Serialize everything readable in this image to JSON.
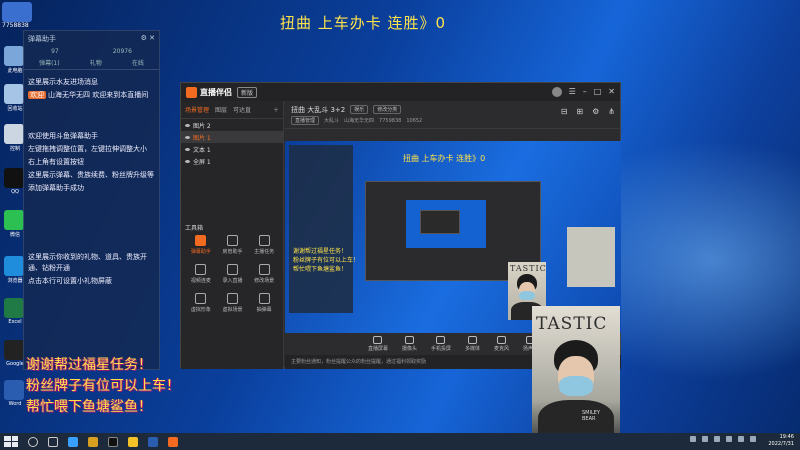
{
  "screen": {
    "top_banner": "扭曲  上车办卡 连胜》0",
    "top_left_number": "7758838"
  },
  "chat_panel": {
    "title": "弹幕助手",
    "stats": [
      "97",
      "20976"
    ],
    "tabs": [
      "弹幕(1)",
      "礼物",
      "在线"
    ],
    "messages": [
      {
        "tag": "",
        "text": "这里展示水友进场消息"
      },
      {
        "tag": "欢迎",
        "text": "山海无华无四 欢迎来到本直播间"
      },
      {
        "tag": "",
        "text": "欢迎使用斗鱼弹幕助手"
      },
      {
        "tag": "",
        "text": "左键拖拽调整位置，左键拉伸调整大小"
      },
      {
        "tag": "",
        "text": "右上角有设置按钮"
      },
      {
        "tag": "",
        "text": "这里展示弹幕、贵族续费、粉丝牌升级等"
      },
      {
        "tag": "",
        "text": "添加弹幕助手成功"
      },
      {
        "tag": "",
        "text": "这里展示你收到的礼物、道具、贵族开通、钻粉开通"
      },
      {
        "tag": "",
        "text": "点击本行可设置小礼物屏蔽"
      }
    ]
  },
  "desktop_icons": [
    "此电脑",
    "回收站",
    "控制",
    "QQ",
    "微信",
    "浏览器",
    "Excel",
    "Google",
    "Word"
  ],
  "app": {
    "name": "直播伴侣",
    "badge": "新版",
    "scene_tabs": [
      "场景管理",
      "图层",
      "可达直"
    ],
    "scene_items": [
      {
        "name": "图片 2",
        "selected": false
      },
      {
        "name": "图片 1",
        "selected": true
      },
      {
        "name": "文本 1",
        "selected": false
      },
      {
        "name": "全屏 1",
        "selected": false
      }
    ],
    "tools_title": "工具箱",
    "tools": [
      {
        "label": "弹幕助手",
        "hot": true
      },
      {
        "label": "房管助手",
        "hot": false
      },
      {
        "label": "主播任务",
        "hot": false
      },
      {
        "label": "视频连麦",
        "hot": false
      },
      {
        "label": "录入直播",
        "hot": false
      },
      {
        "label": "修改场景",
        "hot": false
      },
      {
        "label": "虚拟形象",
        "hot": false
      },
      {
        "label": "虚拟场景",
        "hot": false
      },
      {
        "label": "抽弹幕",
        "hot": false
      }
    ],
    "stream_title": "扭曲 大乱斗 3+2",
    "stream_tag": "娱乐",
    "stream_edit": "修改分类",
    "room_label": "直播管理",
    "room_type": "大乱斗",
    "streamer_name": "山海无华无四",
    "room_id": "7759838",
    "fans_count": "10652",
    "preview_title": "扭曲 上车办卡 连胜》0",
    "preview_lines": [
      "谢谢帮过福星任务！",
      "粉丝牌子有位可以上车！",
      "帮忙喂下鱼塘鲨鱼！"
    ],
    "bottom_buttons": [
      "直播屏幕",
      "摄像头",
      "手机投屏",
      "多媒体",
      "麦克风",
      "扬声器"
    ],
    "status_text": "主要粉丝通知，粉丝提醒公众的粉丝提醒，通过福利领取奖励"
  },
  "overlay_text": [
    "谢谢帮过福星任务！",
    "粉丝牌子有位可以上车！",
    "帮忙喂下鱼塘鲨鱼！"
  ],
  "camera": {
    "small_text": "TASTIC",
    "big_text": "TASTIC",
    "shirt_text": "SMILEY BEAR"
  },
  "taskbar": {
    "time": "19:46",
    "date": "2022/7/31"
  }
}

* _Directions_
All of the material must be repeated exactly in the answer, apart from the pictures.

* _Response area_
Serialize everything readable in this image to JSON.
{
  "screen": {
    "top_banner": "扭曲  上车办卡 连胜》0",
    "top_left_number": "7758838"
  },
  "chat_panel": {
    "title": "弹幕助手",
    "stats": [
      "97",
      "20976"
    ],
    "tabs": [
      "弹幕(1)",
      "礼物",
      "在线"
    ],
    "messages": [
      {
        "tag": "",
        "text": "这里展示水友进场消息"
      },
      {
        "tag": "欢迎",
        "text": "山海无华无四 欢迎来到本直播间"
      },
      {
        "tag": "",
        "text": "欢迎使用斗鱼弹幕助手"
      },
      {
        "tag": "",
        "text": "左键拖拽调整位置，左键拉伸调整大小"
      },
      {
        "tag": "",
        "text": "右上角有设置按钮"
      },
      {
        "tag": "",
        "text": "这里展示弹幕、贵族续费、粉丝牌升级等"
      },
      {
        "tag": "",
        "text": "添加弹幕助手成功"
      },
      {
        "tag": "",
        "text": "这里展示你收到的礼物、道具、贵族开通、钻粉开通"
      },
      {
        "tag": "",
        "text": "点击本行可设置小礼物屏蔽"
      }
    ]
  },
  "desktop_icons": [
    "此电脑",
    "回收站",
    "控制",
    "QQ",
    "微信",
    "浏览器",
    "Excel",
    "Google",
    "Word"
  ],
  "app": {
    "name": "直播伴侣",
    "badge": "新版",
    "scene_tabs": [
      "场景管理",
      "图层",
      "可达直"
    ],
    "scene_items": [
      {
        "name": "图片 2",
        "selected": false
      },
      {
        "name": "图片 1",
        "selected": true
      },
      {
        "name": "文本 1",
        "selected": false
      },
      {
        "name": "全屏 1",
        "selected": false
      }
    ],
    "tools_title": "工具箱",
    "tools": [
      {
        "label": "弹幕助手",
        "hot": true
      },
      {
        "label": "房管助手",
        "hot": false
      },
      {
        "label": "主播任务",
        "hot": false
      },
      {
        "label": "视频连麦",
        "hot": false
      },
      {
        "label": "录入直播",
        "hot": false
      },
      {
        "label": "修改场景",
        "hot": false
      },
      {
        "label": "虚拟形象",
        "hot": false
      },
      {
        "label": "虚拟场景",
        "hot": false
      },
      {
        "label": "抽弹幕",
        "hot": false
      }
    ],
    "stream_title": "扭曲 大乱斗 3+2",
    "stream_tag": "娱乐",
    "stream_edit": "修改分类",
    "room_label": "直播管理",
    "room_type": "大乱斗",
    "streamer_name": "山海无华无四",
    "room_id": "7759838",
    "fans_count": "10652",
    "preview_title": "扭曲 上车办卡 连胜》0",
    "preview_lines": [
      "谢谢帮过福星任务！",
      "粉丝牌子有位可以上车！",
      "帮忙喂下鱼塘鲨鱼！"
    ],
    "bottom_buttons": [
      "直播屏幕",
      "摄像头",
      "手机投屏",
      "多媒体",
      "麦克风",
      "扬声器"
    ],
    "status_text": "主要粉丝通知，粉丝提醒公众的粉丝提醒，通过福利领取奖励"
  },
  "overlay_text": [
    "谢谢帮过福星任务！",
    "粉丝牌子有位可以上车！",
    "帮忙喂下鱼塘鲨鱼！"
  ],
  "camera": {
    "small_text": "TASTIC",
    "big_text": "TASTIC",
    "shirt_text": "SMILEY BEAR"
  },
  "taskbar": {
    "time": "19:46",
    "date": "2022/7/31"
  }
}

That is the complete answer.